Although ARC components are sturdy and well made, the LS26
looked rather plain sitting next to the Belles VT-01. But what really counts for me is the
sound, which was great. When I first heard the LS26, my reaction was "Utterly
charming!" Apologies if that sounds like typical reviewer hyperbole, but in this case
it was simply accurate, and in the two years Ive used the LS26 that initial reaction
hasnt changed. Its sound is very relaxed and open, sounding particularly spacious.
Its dynamic and punchy when the music is dynamic and punchy, but doesnt
overemphasize dynamics to impress with its "hi-fi" prowess. Bass is not only
deep, it has lots of weight. Treble is bright and illuminated but not at all peaky.
Midrange is exquisite: tons of tonal detail, plenty of momentum, and finely delineated
microdynamics. Youd probably never suspect that the LS26 uses JFETs in its input
stages; it sounds a bit "tubey," in the best sense of the term. Theres no
grain, and everything sounds rich -- not the richness of excessive second-harmonic
distortion, but the richness that comes with the accurate reproduction of the full
harmonic envelope of each instrument and singer.
I found it difficult to compare the sounds of two line
stages designed to have no sound of their own. Both were soundstaging champions, with the
Belles VT-01 possibly generating a tad more three-dimensional soundfield. I think the ARC
LS26 reproduced the leading edge of transients infinitesimally faster, but it was a very
close call. In that respect, the combination of the ARC LS26 and SA-30 sometimes produced
transient leading edges that were downright scary. At times I thought the VT-01 produced
portraits of instruments of very slightly greater holistic accuracy, but this impression
was on the threshold of perception. In short, both line stages were staggeringly good,
quiet as a tomb, and utterly unfussy to set up and use. I have a nagging suspicion that
most of my observations are as much about the power amplifiers as about the line stages
As a reviewer, Id be reluctant to forgo the Audio
Research LS26s full set of features; as a listener, unless I needed to use balanced
sources and amplifiers, I would definitely opt for the Belles VT-01 and save $1300.
The Belles VT-01 line preamplifier is something of a
bargain at $4695. Although its not the last word in flexibility, its sound
essentially matched, and in several important ways surpassed, that of my $5995 Audio
Research LS26. Nor is the VT-01 a one-trick pony; while it proved a superb companion for
Belles own SA-30 power amp, I was elated to discover that it also enabled an
amplifier of a completely different topology -- a single-ended-triode model -- to sound
better than I had previously heard it.
The Belles VT-01 sounds spectacular, looks gorgeous, is
easy to operate, and, considering its performance, is reasonably priced.

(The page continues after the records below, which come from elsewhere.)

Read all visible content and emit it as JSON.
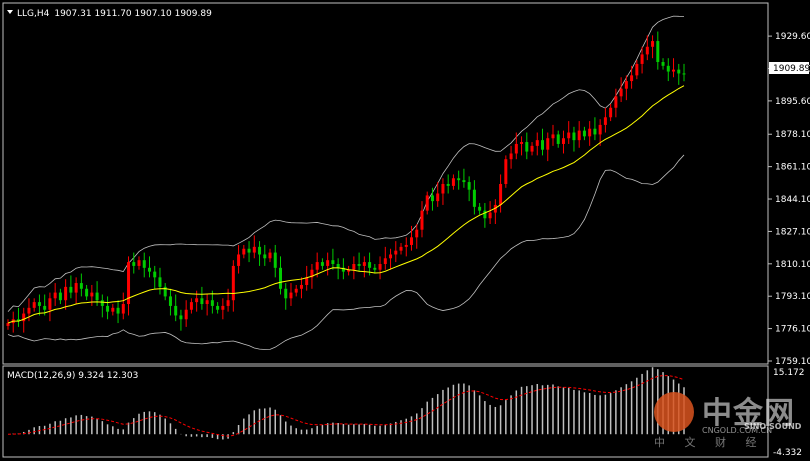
{
  "header": {
    "symbol": "LLG,H4",
    "ohlc": "1907.31 1911.70 1907.10 1909.89"
  },
  "price_axis": {
    "ticks": [
      "1929.60",
      "1912.60",
      "1895.60",
      "1878.10",
      "1861.10",
      "1844.10",
      "1827.10",
      "1810.10",
      "1793.10",
      "1776.10",
      "1759.10"
    ],
    "current_price": "1909.89"
  },
  "macd_panel": {
    "label": "MACD(12,26,9) 9.324 12.303",
    "top_value": "15.172",
    "bottom_value": "-4.332"
  },
  "watermark": {
    "main": "中金网",
    "sub": "CNGOLD.COM.CN",
    "bottom": "中 文 财 经",
    "brand": "SINO SOUND"
  },
  "colors": {
    "background": "#000000",
    "bull": "#ff0000",
    "bear": "#00cc00",
    "ma": "#ffff00",
    "bands": "#c0c0c0",
    "signal": "#ff0000",
    "histogram": "#c0c0c0"
  },
  "chart_data": {
    "type": "candlestick",
    "price_range": [
      1759.1,
      1937.0
    ],
    "closes": [
      1779,
      1781,
      1780,
      1784,
      1787,
      1790,
      1788,
      1786,
      1792,
      1795,
      1791,
      1798,
      1795,
      1800,
      1797,
      1793,
      1795,
      1791,
      1788,
      1785,
      1787,
      1784,
      1789,
      1811,
      1809,
      1812,
      1808,
      1806,
      1803,
      1798,
      1793,
      1788,
      1783,
      1781,
      1786,
      1790,
      1792,
      1789,
      1791,
      1788,
      1786,
      1788,
      1791,
      1809,
      1815,
      1818,
      1816,
      1819,
      1815,
      1813,
      1816,
      1808,
      1797,
      1792,
      1795,
      1797,
      1799,
      1803,
      1807,
      1811,
      1809,
      1812,
      1810,
      1808,
      1806,
      1807,
      1810,
      1809,
      1811,
      1808,
      1807,
      1810,
      1813,
      1815,
      1817,
      1819,
      1820,
      1824,
      1828,
      1838,
      1846,
      1843,
      1847,
      1852,
      1851,
      1855,
      1854,
      1853,
      1849,
      1840,
      1838,
      1834,
      1837,
      1841,
      1852,
      1865,
      1868,
      1873,
      1874,
      1869,
      1872,
      1875,
      1870,
      1876,
      1878,
      1873,
      1876,
      1879,
      1875,
      1880,
      1877,
      1881,
      1878,
      1883,
      1887,
      1892,
      1898,
      1902,
      1906,
      1909,
      1915,
      1920,
      1924,
      1927,
      1916,
      1914,
      1911,
      1912,
      1910,
      1909.89
    ],
    "macd_histogram_range": [
      -4.332,
      15.172
    ],
    "macd_labels": {
      "macd": 9.324,
      "signal": 12.303
    }
  }
}
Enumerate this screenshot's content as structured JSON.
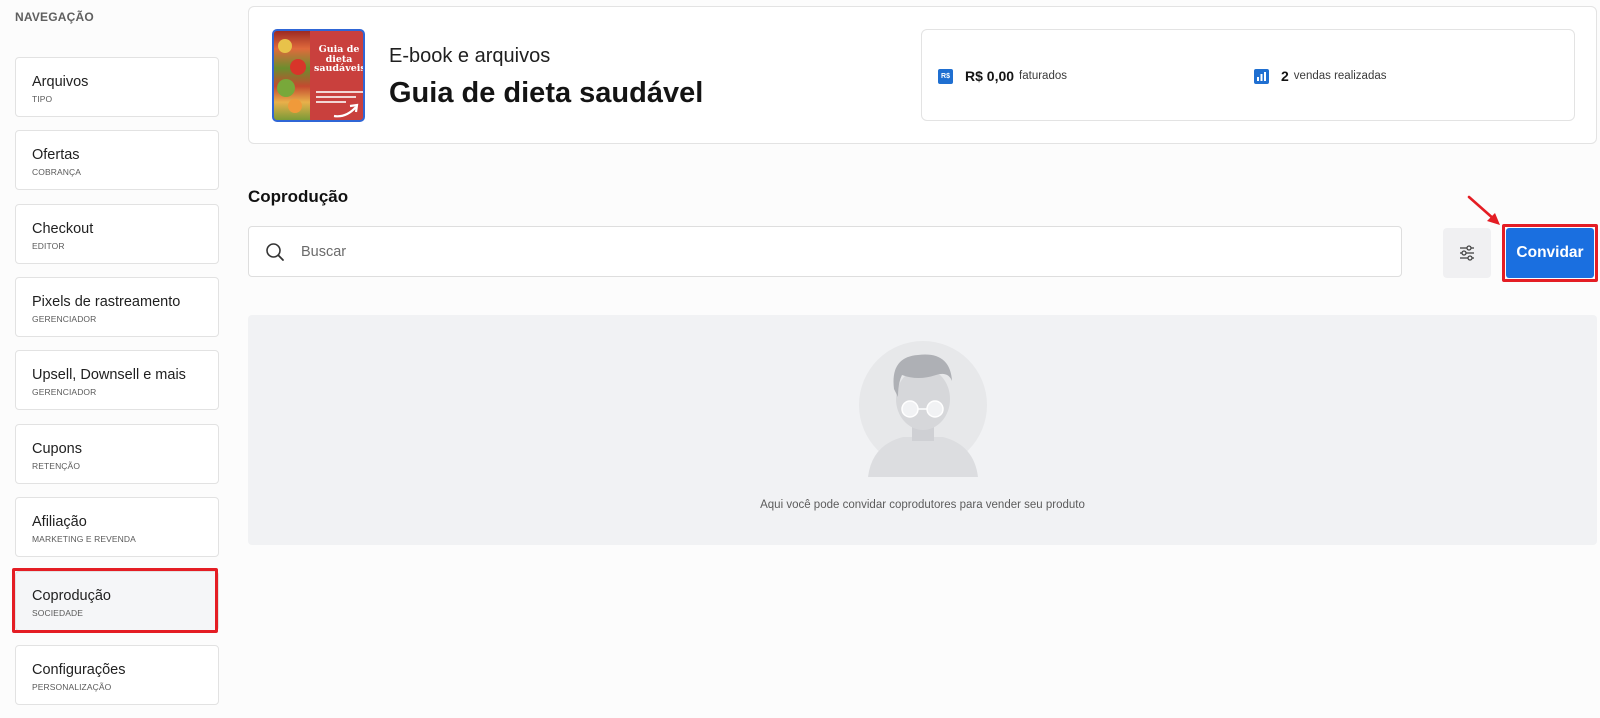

In fact, I
havent heard anything in its price range that sounds remotely as good. While David
Belles SA-30 amplifier is also a superb performer, I think his VT-01 is even better
-- much better. Its one of the best line stages Ive heard at any price, which
makes it an easy Reviewers Choice. If youre shopping for a line stage at or
near this price and dont need balanced inputs and outputs, I urge you to put the
Belles VT-01 on a very short list of products to audition.
. . . Vade Forrester
|Belles Statement VT-01 Preamplifier
Price: $4695 USD.
Warranty: Five years parts and labor; 90 days on tubes.
Power Modules, Inc.
479 East Street
Pittsford, NY 14534
Phone: (585) 586-0740
Fax: (585) 586-4203